Photo by Michael Bourgault on Unsplash

HB 5203 introduced by Angela Witwer would create a state small farm coordinator. Although livestock are not specifically listed within the bill, such an office would make more resources available to those starting and operating hobby farms. This may increase livestock ownership in Michigan. HB 5203 has been referred to the Committee on Agriculture.

Updates on bills included in the October Update

HB 5085 allowing veterinarians to speak with clients about the use of CBD in pets has not moved; however, there is hope that this bill will find traction in late 2019/early 2020.

HB 5125 regulating the aerial spraying of pesticides has not moved.

HB 4910 defining an Emotional Support Animal and reducing falsification of such animals has not moved. A bill summary states that this bill should have no fiscal impact on state or local governments.

HB 4496 regarding the adoption of dogs used for research purposes has not moved but has moved from the Committee on Regulatory Reform to the Committee on Agriculture.

HB 4941 which alters how long an animal is held during a criminal trial has not moved.

HB 4931 making a dog sitting on a driver’s lap while driving a misdemeanor has not moved.

HB 4860 expanding the authority of the Large Carnivore Act has not moved.

HB 4833 regulating the transport of deer both inter- and intra-state has not moved.

SB 429 which would require reporting of suspected animal abuse by veterinarians was discussed above.

SB 352 mandating reporting of animal abuse or neglect by child protective services employees, and SB 353 which would make false reporting by such employees a felony have not moved. The aforementioned analysis of this bill(352) states that it also would have a negative fiscal impact for the same reasons as SB 429. Additionally, it lists that the Department of Health and Human Services may also incur increased costs due to the necessary training of employees to spot animal abuse and neglect.
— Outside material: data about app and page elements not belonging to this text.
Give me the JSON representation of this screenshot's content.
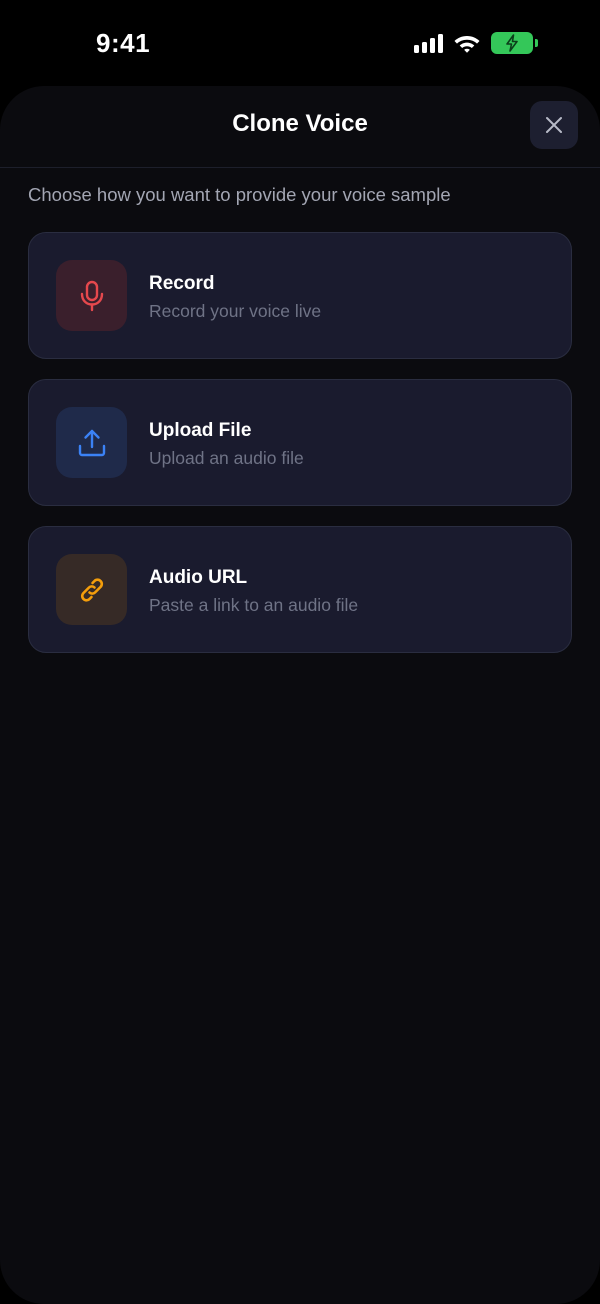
{
  "status_bar": {
    "time": "9:41"
  },
  "sheet": {
    "title": "Clone Voice",
    "subtitle": "Choose how you want to provide your voice sample"
  },
  "options": [
    {
      "title": "Record",
      "description": "Record your voice live",
      "icon": "microphone-icon",
      "icon_color": "#e5484d",
      "icon_bg": "#3a1f2c"
    },
    {
      "title": "Upload File",
      "description": "Upload an audio file",
      "icon": "upload-icon",
      "icon_color": "#3b82f6",
      "icon_bg": "#1f2a4a"
    },
    {
      "title": "Audio URL",
      "description": "Paste a link to an audio file",
      "icon": "link-icon",
      "icon_color": "#f59e0b",
      "icon_bg": "#362a26"
    }
  ],
  "colors": {
    "sheet_bg": "#0b0b0f",
    "card_bg": "#1a1b2e",
    "card_border": "#2a2d40",
    "muted_text": "#6f7386",
    "battery": "#34c759"
  }
}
SB 419 requiring state registration of animal rescues has not moved; an analysis of this bill has been released. Significant discussions have also been made between the bill’s sponsor and rescue groups making it likely that any future discussed bill will be edited from its original form.

HB 4687 and SB 37 allowing for deer baiting have passed both the Hosue and Senate and were discussed above.

SB 174, an amendment of the Animal Industry Act, has become law as discussed above.

SB 316 regarding animals for fighting has been moved out of committee but not yet taken under consideration by the Senate. A bill analysis states that this bill would have a negative fiscal impact due to increased resource demands on law enforcement.

HB 4592 which would allow animal advocates in court has not moved.

HB 4593 regarding canine vocalization has not moved.

HB 4594 regarding the ownership of non-human primates has not moved.

HB 4595 regarding carrier pigeon regulations has not moved.

HB 4596 regarding community cat programs has not moved.

HB 4610 regarding community vaccination has not moved.

House Bills 4659, 4603, 4604, 4606, 4607, 4608, and 4609 have not moved. Of note, a bill was passed in New York with similar language as that of HB 4659, requiring information about Lyme Disease to be posted in state parks. Additionally, a fiscal analysis is now included with this set of bills.

HB 4092 regarding leaving pets in cars has not moved.

SB 63 regarding income tax deductions for service animals.

HB 4035 regarding the prohibition of breed-specific legislation has not moved.

HB 4217, SB 254, SB 248 have all been amended, however, the veterinary exemption has remained intact in all forms. Senate bills have been referred to the Committee of the Whole as HB 4217 has been referred to Committee on Ways and Means.

HB 4455 designating the shelter pet as the state pet has not moved.

Twitter: @MattKuhnDVM



Matt Kuhn

Veterinarian. PhD. AAAS Science & Technology Policy Fellow. Bookworm, SciPol junky, dad, ER vet husband.